It seems that more electric-bike riders are finding their way onto area trails, sometimes out-of-towners pedaling rental rigs, sometimes experienced riders who obtained a permit from Park City or some who have decided to flout the e-bike ban on singletrack trails.
Those 65 years or older or who have certain mobility disabilities are eligible for the permit from the city. Absent those conditions, e-bikes are banned on singletrack trails inside Park City limits.
That doesn’t extend to trails managed by the Snyderville Basin Recreation District — which bans e-bikes outright — a distinction likely lost on most users of the area’s interconnected trail system.
Dana Jones, Basin Rec’s director, said the district has been working to come up with solutions for the apparent growing number of e-bikers using the area’s trails and the conflicts that can ensue.
“We’re seeing a lot of rentals on the trails … (and) starting to hear more about it,” Jones said.

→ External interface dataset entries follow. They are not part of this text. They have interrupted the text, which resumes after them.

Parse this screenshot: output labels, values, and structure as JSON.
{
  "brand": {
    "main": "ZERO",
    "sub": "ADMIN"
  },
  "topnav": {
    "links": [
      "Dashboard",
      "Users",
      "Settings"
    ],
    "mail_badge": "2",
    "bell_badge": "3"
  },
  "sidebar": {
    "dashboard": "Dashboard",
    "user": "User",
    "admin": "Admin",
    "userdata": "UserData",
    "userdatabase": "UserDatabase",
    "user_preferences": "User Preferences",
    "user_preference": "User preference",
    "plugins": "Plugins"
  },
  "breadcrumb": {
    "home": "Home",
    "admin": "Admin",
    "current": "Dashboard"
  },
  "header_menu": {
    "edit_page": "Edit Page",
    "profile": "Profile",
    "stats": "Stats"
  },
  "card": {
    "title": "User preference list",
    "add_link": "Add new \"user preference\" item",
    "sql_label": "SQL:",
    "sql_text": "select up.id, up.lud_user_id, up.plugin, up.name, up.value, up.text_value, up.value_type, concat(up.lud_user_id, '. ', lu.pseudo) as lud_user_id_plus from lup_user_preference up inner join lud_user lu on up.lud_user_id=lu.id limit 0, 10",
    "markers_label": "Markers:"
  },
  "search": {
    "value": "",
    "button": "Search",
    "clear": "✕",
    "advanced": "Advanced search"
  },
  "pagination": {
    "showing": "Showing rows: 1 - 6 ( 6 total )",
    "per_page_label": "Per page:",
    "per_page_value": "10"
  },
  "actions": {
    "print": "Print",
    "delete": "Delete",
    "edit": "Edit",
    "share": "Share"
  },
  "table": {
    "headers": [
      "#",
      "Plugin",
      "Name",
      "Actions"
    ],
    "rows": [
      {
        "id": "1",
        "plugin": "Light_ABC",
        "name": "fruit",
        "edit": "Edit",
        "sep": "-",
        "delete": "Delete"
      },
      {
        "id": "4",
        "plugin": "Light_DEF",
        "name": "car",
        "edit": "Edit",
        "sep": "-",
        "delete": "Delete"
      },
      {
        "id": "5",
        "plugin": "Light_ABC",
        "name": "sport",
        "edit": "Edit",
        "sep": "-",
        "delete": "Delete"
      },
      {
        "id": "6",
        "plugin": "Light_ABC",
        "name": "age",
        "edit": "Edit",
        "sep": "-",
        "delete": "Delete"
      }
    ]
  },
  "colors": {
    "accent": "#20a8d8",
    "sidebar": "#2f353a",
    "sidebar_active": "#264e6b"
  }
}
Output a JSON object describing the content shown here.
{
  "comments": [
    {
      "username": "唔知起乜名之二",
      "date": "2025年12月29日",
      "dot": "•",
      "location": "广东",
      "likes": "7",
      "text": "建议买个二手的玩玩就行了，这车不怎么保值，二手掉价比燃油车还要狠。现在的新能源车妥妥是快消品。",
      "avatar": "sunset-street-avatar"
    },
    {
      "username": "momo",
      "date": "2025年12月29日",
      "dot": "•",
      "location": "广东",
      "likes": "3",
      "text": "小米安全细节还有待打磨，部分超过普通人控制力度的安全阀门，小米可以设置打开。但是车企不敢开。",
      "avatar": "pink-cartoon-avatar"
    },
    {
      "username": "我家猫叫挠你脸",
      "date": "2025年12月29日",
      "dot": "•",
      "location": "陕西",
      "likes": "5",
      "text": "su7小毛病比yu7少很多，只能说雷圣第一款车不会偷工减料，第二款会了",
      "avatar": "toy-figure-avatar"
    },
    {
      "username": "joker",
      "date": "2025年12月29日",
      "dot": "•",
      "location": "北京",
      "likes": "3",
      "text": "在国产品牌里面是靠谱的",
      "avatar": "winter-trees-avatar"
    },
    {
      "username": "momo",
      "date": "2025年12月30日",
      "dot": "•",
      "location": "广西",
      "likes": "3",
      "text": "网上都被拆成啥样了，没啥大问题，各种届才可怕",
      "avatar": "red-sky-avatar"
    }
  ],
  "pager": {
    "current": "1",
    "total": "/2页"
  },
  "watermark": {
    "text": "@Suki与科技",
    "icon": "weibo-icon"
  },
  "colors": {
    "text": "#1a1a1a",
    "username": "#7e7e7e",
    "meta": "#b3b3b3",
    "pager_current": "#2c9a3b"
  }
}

Jones said one idea is to create trails designated for e-bikes, but said that would come with challenges brought on by the nature of the bikes, which enable riders to achieve higher speeds for longer than those riding a bicycle without a motor.
“We want them on areas with longer sightlines,” she said of e-bikes. “We don’t want them on areas where they can come screaming around corners and run into people.”
And since riding an e-bike doesn’t require as much energy, e-bike trails would likely have to be longer, requiring more land.
Developing a new trail system is costly and requires planning to ensure the proper level of integration, among other concerns.
“It’s something that’s not in the six-month plan,” Jones said.
Jones said the district was collaborating with the Mountain Trails Foundation, which manages much of Park City’s trail system, including the popular and accessible Round Valley trail network.
The conflict between e-bikers and non-assisted mountain bike riders — as well as hikers — can come from the higher speeds e-bikes achieve as well as the lower amount of effort required to climb hills and cover distance. That can lead to novice riders entering terrain that challenges their ability level, especially on descents.
E-bikes tend to be heavier than non-assisted rides, which can make them more challenging to control.
Jones said she’s heard of conflicts where a hiker or regular mountain biker abandons a singletrack trail to let an e-biker pass, sometimes in steep terrain that can be dangerous. For bikers climbing uphill, getting passed also breaks momentum, though riders can be passed by anyone who’s faster, regardless of whether they’re using a motor.
Jones indicated a novice rider might rent an e-bike and hit the trail without knowing the customs and rights-of-way that help users get along.
“It reminds me of my time working on reservoirs and lakes renting jet skis,” Jones said. “Folks renting them might not be as familiar with trail etiquette and how to ride them.”
Jade Johnson, an associate at Park City Bike and Demo, a bike shop on Kearns Boulevard, said the shop workers tell riders where they can and can’t go on e-bikes. She said staffers advise electric mountain bike renters to head to trails in Midway or the Salt Lake Valley where there are more e-bike-friendly options. She said the shop’s e-bike rental fleet is in high demand.
“We certainly see a bunch of people very interested in the e-bikes. There’s been a big influx this summer,” Johnson said. “They’ve gotten a lot more popular this year.”
She indicated the bikes seem to appeal to riders who don’t appear to be avid cyclists.
“Maybe a lot more people heard about them and want to get into the sport because it’s a way they can ride a bike without having to be super in shape and use a lot of muscle mass,” Johnson said. “… We see more older people are renting them, people in town visiting who just kind of want to cruise around town and easily get from one side of town to the other and you can do that so fast.”